*** Dataset records

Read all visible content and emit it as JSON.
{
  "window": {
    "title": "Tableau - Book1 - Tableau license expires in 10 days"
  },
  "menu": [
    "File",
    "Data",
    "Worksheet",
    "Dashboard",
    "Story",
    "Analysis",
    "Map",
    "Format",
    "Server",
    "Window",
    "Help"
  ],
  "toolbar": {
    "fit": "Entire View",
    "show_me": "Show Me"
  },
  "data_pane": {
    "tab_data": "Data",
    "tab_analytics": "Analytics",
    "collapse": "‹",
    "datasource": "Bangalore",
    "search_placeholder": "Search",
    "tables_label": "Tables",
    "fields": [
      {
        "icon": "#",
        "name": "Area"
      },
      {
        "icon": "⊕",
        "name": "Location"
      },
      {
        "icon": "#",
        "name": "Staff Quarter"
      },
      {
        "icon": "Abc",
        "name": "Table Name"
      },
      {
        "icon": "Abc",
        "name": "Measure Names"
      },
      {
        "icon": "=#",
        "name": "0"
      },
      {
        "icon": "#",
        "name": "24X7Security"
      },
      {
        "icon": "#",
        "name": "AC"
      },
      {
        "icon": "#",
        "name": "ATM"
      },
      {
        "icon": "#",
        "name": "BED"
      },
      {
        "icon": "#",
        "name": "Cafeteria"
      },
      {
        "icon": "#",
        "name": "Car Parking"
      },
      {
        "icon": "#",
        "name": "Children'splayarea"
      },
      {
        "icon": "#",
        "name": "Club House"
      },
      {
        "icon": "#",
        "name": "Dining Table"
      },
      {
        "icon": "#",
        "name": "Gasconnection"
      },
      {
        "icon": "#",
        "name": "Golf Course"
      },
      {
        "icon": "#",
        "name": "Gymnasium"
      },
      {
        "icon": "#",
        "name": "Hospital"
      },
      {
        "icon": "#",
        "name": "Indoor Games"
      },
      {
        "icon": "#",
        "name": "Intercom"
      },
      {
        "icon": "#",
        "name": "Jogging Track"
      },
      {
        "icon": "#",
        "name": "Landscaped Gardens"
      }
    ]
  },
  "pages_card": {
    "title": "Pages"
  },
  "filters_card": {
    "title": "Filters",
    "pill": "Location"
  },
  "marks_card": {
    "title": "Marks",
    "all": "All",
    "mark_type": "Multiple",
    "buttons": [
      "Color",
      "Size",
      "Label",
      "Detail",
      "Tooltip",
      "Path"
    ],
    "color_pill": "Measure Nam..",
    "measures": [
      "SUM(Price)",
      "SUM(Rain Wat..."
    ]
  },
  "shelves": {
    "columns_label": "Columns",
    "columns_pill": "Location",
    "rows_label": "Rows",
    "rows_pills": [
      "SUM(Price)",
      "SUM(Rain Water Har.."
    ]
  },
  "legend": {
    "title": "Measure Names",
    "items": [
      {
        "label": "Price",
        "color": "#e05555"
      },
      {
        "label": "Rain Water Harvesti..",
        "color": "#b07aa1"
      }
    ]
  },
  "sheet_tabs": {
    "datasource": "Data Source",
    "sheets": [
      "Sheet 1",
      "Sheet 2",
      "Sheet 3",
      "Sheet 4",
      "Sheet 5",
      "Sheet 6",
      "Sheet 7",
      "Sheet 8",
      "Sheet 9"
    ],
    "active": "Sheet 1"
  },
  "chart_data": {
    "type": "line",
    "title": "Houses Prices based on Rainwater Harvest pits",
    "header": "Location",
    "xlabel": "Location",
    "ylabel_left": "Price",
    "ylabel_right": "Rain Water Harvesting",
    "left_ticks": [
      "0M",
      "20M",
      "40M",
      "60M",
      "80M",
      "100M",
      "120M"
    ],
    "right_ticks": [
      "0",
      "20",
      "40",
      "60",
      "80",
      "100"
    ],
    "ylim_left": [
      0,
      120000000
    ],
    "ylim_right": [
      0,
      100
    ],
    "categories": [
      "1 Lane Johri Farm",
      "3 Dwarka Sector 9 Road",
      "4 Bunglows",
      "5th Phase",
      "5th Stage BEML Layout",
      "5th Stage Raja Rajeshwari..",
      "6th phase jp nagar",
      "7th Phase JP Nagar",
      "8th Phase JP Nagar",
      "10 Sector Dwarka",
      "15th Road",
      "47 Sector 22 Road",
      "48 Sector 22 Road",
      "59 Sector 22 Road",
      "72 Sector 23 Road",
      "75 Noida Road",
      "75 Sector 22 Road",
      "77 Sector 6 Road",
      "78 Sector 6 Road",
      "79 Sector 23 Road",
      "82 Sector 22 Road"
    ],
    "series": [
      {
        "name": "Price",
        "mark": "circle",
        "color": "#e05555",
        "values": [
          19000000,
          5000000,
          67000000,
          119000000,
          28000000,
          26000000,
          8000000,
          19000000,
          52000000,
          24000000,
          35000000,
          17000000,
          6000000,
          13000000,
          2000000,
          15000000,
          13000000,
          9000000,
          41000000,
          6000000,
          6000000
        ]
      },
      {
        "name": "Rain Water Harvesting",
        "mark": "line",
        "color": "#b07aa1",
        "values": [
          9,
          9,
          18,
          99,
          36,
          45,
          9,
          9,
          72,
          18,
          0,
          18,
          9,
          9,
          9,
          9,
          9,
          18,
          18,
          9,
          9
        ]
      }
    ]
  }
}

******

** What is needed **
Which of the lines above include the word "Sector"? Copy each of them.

** Task solution **
      "3 Dwarka Sector 9 Road",
      "10 Sector Dwarka",
      "47 Sector 22 Road",
      "48 Sector 22 Road",
      "59 Sector 22 Road",
      "72 Sector 23 Road",
      "75 Sector 22 Road",
      "77 Sector 6 Road",
      "78 Sector 6 Road",
      "79 Sector 23 Road",
      "82 Sector 22 Road"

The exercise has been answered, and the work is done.